**YOUR ASSIGNMENT**
What you return must match the records word for word, except that pictures are dropped.

**DATA RECORDS**
[Start of section]

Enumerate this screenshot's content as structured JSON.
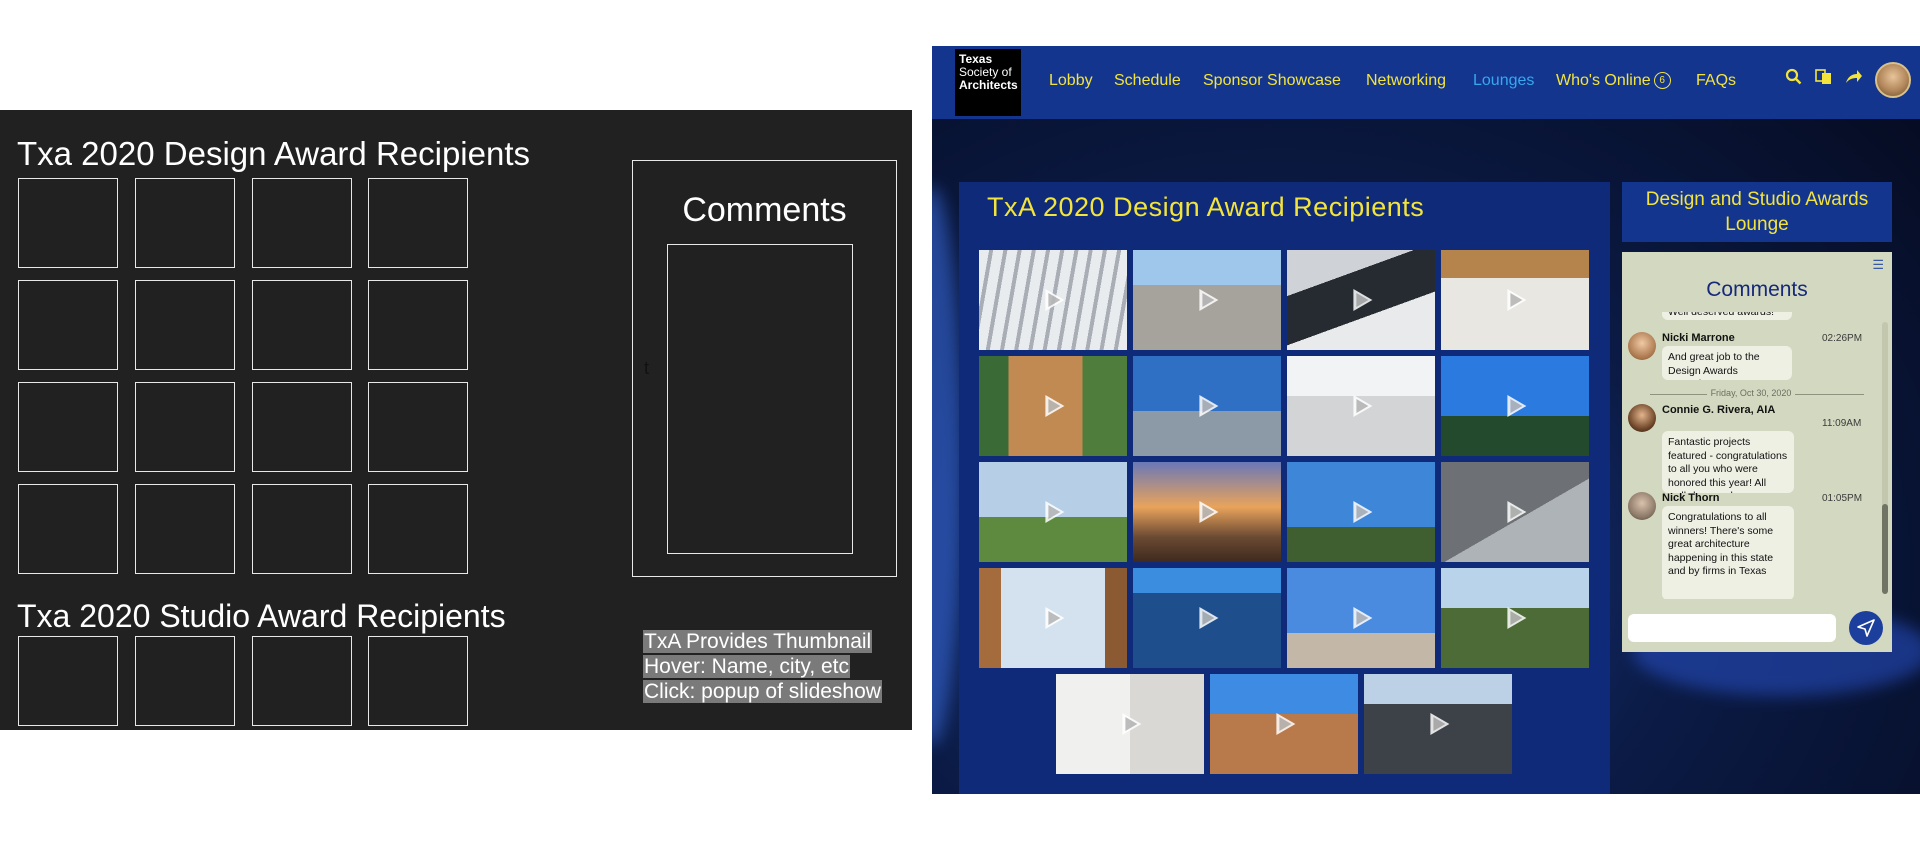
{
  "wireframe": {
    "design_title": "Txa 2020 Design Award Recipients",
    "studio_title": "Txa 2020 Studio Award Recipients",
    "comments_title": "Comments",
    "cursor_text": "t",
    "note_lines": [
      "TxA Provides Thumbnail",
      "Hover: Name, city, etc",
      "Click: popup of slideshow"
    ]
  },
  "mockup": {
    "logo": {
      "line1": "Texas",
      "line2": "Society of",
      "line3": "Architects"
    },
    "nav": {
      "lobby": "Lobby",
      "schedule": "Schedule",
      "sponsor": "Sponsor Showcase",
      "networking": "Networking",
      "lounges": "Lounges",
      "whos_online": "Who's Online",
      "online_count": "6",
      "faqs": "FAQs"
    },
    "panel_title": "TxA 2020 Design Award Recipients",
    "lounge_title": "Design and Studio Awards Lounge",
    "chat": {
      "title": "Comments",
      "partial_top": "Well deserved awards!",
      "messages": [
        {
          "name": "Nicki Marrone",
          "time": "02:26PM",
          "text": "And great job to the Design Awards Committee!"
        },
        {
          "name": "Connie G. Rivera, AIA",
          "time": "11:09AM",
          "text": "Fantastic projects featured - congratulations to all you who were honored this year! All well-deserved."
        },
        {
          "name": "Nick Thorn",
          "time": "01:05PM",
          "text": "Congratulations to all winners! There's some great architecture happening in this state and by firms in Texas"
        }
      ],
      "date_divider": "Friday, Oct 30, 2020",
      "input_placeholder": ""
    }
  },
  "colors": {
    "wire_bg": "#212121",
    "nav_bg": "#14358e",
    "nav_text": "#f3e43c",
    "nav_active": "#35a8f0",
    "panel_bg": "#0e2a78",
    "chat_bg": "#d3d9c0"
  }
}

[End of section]

**REPLY**
Enumerate this screenshot's content as structured JSON.
{
  "wireframe": {
    "design_title": "Txa 2020 Design Award Recipients",
    "studio_title": "Txa 2020 Studio Award Recipients",
    "comments_title": "Comments",
    "cursor_text": "t",
    "note_lines": [
      "TxA Provides Thumbnail",
      "Hover: Name, city, etc",
      "Click: popup of slideshow"
    ]
  },
  "mockup": {
    "logo": {
      "line1": "Texas",
      "line2": "Society of",
      "line3": "Architects"
    },
    "nav": {
      "lobby": "Lobby",
      "schedule": "Schedule",
      "sponsor": "Sponsor Showcase",
      "networking": "Networking",
      "lounges": "Lounges",
      "whos_online": "Who's Online",
      "online_count": "6",
      "faqs": "FAQs"
    },
    "panel_title": "TxA 2020 Design Award Recipients",
    "lounge_title": "Design and Studio Awards Lounge",
    "chat": {
      "title": "Comments",
      "partial_top": "Well deserved awards!",
      "messages": [
        {
          "name": "Nicki Marrone",
          "time": "02:26PM",
          "text": "And great job to the Design Awards Committee!"
        },
        {
          "name": "Connie G. Rivera, AIA",
          "time": "11:09AM",
          "text": "Fantastic projects featured - congratulations to all you who were honored this year! All well-deserved."
        },
        {
          "name": "Nick Thorn",
          "time": "01:05PM",
          "text": "Congratulations to all winners! There's some great architecture happening in this state and by firms in Texas"
        }
      ],
      "date_divider": "Friday, Oct 30, 2020",
      "input_placeholder": ""
    }
  },
  "colors": {
    "wire_bg": "#212121",
    "nav_bg": "#14358e",
    "nav_text": "#f3e43c",
    "nav_active": "#35a8f0",
    "panel_bg": "#0e2a78",
    "chat_bg": "#d3d9c0"
  }
}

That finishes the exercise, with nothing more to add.